PROBLEM DESCRIPTION = The answer must be every entry, given again word for word.

(THE DATA begins)

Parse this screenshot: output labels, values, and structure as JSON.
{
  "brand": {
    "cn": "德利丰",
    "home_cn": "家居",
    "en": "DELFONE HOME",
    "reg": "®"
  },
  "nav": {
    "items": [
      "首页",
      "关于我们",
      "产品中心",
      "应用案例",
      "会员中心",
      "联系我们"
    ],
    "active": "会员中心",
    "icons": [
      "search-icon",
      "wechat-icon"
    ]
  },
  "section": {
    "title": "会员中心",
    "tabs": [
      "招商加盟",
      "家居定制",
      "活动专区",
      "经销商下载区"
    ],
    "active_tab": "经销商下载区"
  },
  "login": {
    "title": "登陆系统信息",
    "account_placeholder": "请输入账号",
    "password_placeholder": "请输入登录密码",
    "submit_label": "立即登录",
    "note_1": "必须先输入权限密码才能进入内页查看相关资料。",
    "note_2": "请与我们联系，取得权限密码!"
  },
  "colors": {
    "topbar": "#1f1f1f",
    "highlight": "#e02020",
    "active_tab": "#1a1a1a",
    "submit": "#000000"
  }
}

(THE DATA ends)

RESPONSE BELOW =
Parse this screenshot: output labels, values, and structure as JSON.
{
  "brand": {
    "cn": "德利丰",
    "home_cn": "家居",
    "en": "DELFONE HOME",
    "reg": "®"
  },
  "nav": {
    "items": [
      "首页",
      "关于我们",
      "产品中心",
      "应用案例",
      "会员中心",
      "联系我们"
    ],
    "active": "会员中心",
    "icons": [
      "search-icon",
      "wechat-icon"
    ]
  },
  "section": {
    "title": "会员中心",
    "tabs": [
      "招商加盟",
      "家居定制",
      "活动专区",
      "经销商下载区"
    ],
    "active_tab": "经销商下载区"
  },
  "login": {
    "title": "登陆系统信息",
    "account_placeholder": "请输入账号",
    "password_placeholder": "请输入登录密码",
    "submit_label": "立即登录",
    "note_1": "必须先输入权限密码才能进入内页查看相关资料。",
    "note_2": "请与我们联系，取得权限密码!"
  },
  "colors": {
    "topbar": "#1f1f1f",
    "highlight": "#e02020",
    "active_tab": "#1a1a1a",
    "submit": "#000000"
  }
}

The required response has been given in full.